Prior to the UN Sanctions in 1990 and the Gulf War in 1991, Iraq had been ranked 67th out of 173 countries on the UNDP Human Development Index. The index tracks such indicators as life expectancy at birth and access to adequate sanitation facilities. The high standard of living in Iraq depended largely on oil revenues, which have been curtailed under international sanctions. Lack of food, water, healthcare and education, and a collapsing or destroyed infrastructure and economy have contributed to a deepening humanitarian crisis.
"The infrastructure is sophisticated - like you would find in Europe - large water treatment plants, not hand-pumps. Therefore to do anything significant is costly and complex," says Hassan.
Sewage treatment has collapsed, resulting in 500,000 tons of raw sewage being discharged into water sources every day. This includes 300,000 tons of sewage discharged into the river in Baghdad alone. Electricity, essential for many services and previously enjoyed by the remotest villages, is now generally available for less than 12 hours per day in many parts of Iraq. This has an obvious impact on water quantity and quality, sewage treatment, health facilities, education and overall quality of life for the majority of the population in central and southern Iraq.
Over the past 12 years, CARE staff has seen most families exhaust their assets. In many instances, home appliances, furnishings, heirlooms, rugs and other household items have been sold to provide cash needed to pay for unexpected health care or other urgent family needs. Today, few families in Iraq have any cash or physical assets other than their family home.

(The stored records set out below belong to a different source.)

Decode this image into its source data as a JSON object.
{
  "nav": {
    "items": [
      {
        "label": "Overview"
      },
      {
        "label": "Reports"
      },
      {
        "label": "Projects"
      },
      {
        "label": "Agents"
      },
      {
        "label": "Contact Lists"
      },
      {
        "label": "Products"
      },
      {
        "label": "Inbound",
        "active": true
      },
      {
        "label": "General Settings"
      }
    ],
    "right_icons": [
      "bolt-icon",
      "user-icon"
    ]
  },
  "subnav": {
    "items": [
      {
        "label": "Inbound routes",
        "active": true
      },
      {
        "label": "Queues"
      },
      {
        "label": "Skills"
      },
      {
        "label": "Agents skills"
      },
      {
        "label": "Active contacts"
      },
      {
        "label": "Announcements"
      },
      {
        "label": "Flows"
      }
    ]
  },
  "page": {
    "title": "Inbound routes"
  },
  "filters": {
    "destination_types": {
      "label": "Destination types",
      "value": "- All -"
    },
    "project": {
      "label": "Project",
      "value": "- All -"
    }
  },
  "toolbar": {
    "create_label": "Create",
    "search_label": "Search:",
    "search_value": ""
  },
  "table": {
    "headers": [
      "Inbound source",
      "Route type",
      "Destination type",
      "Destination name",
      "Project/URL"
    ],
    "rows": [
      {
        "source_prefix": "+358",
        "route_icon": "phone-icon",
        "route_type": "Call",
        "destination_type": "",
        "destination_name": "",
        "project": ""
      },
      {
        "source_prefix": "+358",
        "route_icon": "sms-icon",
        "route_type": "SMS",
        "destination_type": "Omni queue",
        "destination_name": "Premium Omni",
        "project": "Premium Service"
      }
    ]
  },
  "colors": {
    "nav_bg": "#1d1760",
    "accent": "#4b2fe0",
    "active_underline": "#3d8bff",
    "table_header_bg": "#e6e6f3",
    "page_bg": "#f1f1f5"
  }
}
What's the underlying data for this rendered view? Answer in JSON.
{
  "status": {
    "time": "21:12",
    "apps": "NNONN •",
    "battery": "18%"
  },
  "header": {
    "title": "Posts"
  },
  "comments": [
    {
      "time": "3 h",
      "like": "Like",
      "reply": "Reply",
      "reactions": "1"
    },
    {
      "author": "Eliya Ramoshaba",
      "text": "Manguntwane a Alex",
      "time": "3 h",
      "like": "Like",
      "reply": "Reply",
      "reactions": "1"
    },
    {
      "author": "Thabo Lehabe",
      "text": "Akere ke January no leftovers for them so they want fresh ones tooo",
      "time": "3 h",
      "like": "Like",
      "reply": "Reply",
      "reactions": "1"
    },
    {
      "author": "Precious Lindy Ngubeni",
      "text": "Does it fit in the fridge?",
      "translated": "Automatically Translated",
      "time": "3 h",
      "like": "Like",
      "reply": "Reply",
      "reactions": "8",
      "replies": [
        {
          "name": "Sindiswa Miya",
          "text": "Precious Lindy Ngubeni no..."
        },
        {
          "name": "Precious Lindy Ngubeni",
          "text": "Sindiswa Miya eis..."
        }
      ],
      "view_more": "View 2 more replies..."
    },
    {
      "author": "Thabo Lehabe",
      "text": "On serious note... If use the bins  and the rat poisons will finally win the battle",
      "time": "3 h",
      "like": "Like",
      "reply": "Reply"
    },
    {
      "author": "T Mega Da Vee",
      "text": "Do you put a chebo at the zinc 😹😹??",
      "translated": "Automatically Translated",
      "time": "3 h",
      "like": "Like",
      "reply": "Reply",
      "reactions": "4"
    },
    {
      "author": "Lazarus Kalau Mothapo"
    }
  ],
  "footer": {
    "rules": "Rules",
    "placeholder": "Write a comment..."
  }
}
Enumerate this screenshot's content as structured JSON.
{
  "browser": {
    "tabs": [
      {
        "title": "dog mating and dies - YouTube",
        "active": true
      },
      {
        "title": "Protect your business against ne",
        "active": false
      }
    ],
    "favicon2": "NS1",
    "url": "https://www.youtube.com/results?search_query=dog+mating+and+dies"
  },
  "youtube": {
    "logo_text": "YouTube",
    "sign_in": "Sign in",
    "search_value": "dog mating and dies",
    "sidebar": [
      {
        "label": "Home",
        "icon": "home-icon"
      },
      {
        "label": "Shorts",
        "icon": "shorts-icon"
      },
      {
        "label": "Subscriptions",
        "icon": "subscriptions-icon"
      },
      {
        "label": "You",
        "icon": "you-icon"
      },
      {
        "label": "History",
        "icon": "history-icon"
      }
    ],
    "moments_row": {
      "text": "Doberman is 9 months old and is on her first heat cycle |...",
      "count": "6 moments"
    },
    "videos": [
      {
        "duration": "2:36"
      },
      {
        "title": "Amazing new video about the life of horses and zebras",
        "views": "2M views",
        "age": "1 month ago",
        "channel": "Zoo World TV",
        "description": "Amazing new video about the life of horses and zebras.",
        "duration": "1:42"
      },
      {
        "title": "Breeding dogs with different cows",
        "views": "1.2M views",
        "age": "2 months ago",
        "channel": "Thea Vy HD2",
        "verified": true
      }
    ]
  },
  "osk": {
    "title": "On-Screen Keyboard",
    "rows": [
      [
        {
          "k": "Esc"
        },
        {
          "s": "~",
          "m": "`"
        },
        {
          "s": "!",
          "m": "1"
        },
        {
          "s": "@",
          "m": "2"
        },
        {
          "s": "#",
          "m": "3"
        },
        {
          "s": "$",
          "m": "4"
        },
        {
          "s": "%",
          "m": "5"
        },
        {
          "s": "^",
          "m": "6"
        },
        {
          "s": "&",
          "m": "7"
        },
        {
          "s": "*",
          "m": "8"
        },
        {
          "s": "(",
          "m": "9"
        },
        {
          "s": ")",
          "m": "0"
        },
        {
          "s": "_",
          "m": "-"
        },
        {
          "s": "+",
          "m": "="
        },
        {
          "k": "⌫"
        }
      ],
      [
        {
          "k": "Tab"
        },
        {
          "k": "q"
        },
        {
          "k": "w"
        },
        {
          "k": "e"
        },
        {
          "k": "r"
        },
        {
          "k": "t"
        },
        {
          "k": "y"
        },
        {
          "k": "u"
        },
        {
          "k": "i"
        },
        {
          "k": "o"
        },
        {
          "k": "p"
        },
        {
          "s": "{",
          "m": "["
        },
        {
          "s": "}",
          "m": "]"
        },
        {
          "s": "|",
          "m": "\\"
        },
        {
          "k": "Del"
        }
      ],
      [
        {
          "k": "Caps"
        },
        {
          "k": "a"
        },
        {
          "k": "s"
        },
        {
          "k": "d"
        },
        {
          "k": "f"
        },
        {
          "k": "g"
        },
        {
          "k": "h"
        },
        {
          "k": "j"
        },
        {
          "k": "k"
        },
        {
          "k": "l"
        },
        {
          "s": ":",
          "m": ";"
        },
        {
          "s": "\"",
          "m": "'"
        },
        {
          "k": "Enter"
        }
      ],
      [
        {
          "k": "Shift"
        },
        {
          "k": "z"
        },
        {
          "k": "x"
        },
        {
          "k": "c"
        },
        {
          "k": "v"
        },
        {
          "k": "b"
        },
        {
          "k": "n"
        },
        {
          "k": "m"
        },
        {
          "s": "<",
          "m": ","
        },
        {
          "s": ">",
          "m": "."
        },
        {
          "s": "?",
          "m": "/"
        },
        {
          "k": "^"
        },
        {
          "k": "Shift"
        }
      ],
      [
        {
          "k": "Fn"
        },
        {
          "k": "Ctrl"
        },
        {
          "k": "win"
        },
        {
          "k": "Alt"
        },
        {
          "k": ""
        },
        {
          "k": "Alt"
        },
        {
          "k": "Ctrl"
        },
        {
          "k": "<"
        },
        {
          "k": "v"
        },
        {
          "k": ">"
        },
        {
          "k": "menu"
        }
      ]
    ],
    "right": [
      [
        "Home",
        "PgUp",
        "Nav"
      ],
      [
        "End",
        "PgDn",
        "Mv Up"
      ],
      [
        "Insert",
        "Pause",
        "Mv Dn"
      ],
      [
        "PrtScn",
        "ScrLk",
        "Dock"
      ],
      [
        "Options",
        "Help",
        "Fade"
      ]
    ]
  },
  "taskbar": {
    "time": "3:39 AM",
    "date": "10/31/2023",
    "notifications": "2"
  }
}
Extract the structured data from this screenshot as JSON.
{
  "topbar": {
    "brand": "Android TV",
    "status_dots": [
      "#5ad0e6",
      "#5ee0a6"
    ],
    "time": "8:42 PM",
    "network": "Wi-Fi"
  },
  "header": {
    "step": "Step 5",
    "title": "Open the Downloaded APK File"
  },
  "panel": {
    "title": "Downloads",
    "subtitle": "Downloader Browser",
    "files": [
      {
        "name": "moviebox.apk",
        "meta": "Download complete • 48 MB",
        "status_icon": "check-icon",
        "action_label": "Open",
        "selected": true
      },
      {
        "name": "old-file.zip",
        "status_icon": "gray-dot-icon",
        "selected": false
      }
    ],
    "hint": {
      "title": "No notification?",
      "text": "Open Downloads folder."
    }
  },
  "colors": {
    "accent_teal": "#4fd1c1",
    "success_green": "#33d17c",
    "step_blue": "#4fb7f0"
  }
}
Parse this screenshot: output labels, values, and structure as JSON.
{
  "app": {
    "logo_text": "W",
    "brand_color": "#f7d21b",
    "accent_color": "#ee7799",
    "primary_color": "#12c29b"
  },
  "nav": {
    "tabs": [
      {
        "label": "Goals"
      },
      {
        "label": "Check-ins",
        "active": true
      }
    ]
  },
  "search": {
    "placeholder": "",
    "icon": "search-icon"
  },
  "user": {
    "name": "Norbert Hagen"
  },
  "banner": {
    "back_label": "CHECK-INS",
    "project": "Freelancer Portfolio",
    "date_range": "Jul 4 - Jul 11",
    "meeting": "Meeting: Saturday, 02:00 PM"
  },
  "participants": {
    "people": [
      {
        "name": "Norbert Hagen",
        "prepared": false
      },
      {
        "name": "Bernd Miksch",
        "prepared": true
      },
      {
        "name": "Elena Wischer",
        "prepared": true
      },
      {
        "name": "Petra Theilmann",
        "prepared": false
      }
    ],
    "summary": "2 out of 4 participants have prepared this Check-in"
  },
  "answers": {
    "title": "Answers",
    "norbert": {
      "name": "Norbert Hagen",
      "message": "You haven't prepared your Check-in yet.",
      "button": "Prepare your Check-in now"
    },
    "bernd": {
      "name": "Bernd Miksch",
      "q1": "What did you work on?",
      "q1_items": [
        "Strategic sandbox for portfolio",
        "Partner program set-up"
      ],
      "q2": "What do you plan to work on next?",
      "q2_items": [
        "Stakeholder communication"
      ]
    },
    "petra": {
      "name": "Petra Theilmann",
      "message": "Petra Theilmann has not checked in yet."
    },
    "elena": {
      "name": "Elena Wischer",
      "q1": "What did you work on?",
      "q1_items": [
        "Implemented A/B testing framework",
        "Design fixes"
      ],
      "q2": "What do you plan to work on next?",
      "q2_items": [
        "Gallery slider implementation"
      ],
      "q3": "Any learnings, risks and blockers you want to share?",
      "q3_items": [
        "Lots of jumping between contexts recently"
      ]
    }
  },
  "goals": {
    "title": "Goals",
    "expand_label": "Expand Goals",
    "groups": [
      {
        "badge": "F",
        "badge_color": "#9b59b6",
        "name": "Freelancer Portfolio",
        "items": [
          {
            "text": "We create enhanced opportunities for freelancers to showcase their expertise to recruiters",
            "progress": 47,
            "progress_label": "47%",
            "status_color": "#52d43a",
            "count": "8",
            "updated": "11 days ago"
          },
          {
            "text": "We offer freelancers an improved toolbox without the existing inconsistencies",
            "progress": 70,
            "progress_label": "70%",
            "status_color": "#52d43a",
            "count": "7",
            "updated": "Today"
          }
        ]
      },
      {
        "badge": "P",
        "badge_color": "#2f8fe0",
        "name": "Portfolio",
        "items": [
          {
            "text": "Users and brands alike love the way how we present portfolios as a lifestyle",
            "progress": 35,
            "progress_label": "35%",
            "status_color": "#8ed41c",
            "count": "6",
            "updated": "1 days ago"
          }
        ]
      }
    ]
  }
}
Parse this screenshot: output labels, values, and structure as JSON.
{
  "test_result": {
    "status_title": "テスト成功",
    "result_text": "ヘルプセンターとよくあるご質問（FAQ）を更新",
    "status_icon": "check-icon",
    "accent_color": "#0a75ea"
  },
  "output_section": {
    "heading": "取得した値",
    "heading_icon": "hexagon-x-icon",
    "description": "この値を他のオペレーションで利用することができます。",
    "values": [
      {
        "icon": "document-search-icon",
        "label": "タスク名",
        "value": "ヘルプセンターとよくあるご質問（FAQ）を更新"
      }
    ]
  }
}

According to the UN World Food Program, the government food ration is the primary source of family income for 40 percent of the population. Many families barter parts of their ration to obtain other essential items. The ration only lasts most families between 21 and 25 days. The kilocalorie content of the ration meets UN World Health Organization standards, but it is not balanced, mainly carbohydrate-based, poor in protein, vitamins and minerals. Chronic malnutrition in children under five years old has soared from 18.7 percent following the Gulf War in 1991 to 30 percent in 2000. More children are also getting sick. The average child under five suffers 14 episodes of diarrhea per year, which is an increase of approximately 300 percent since 1990.
"Because CARE works where the need is greatest, we know where every single hospital in Iraq is," says Hassan, who runs the Baghdad office with approximately 30 staff. "We do what we can. Our greatest resource is the ability and commitment of our staff."
CARE International began working in Iraq in 1991 following the Gulf War. Since that time, CARE is the only international non-governmental organization to maintain a continuous program in the center and south of the country. Since 1995, CARE's programs have focused on water and sanitation, health and children, providing supplementary food and milk to 97 pediatric hospitals. In the past 12 years, CARE's programs have provided humanitarian assistance to more than seven million people -- approximately one-third of the population of Iraq.
Atlanta: Lurma Rackley, CARE USA, email@example.com, 404-979-9450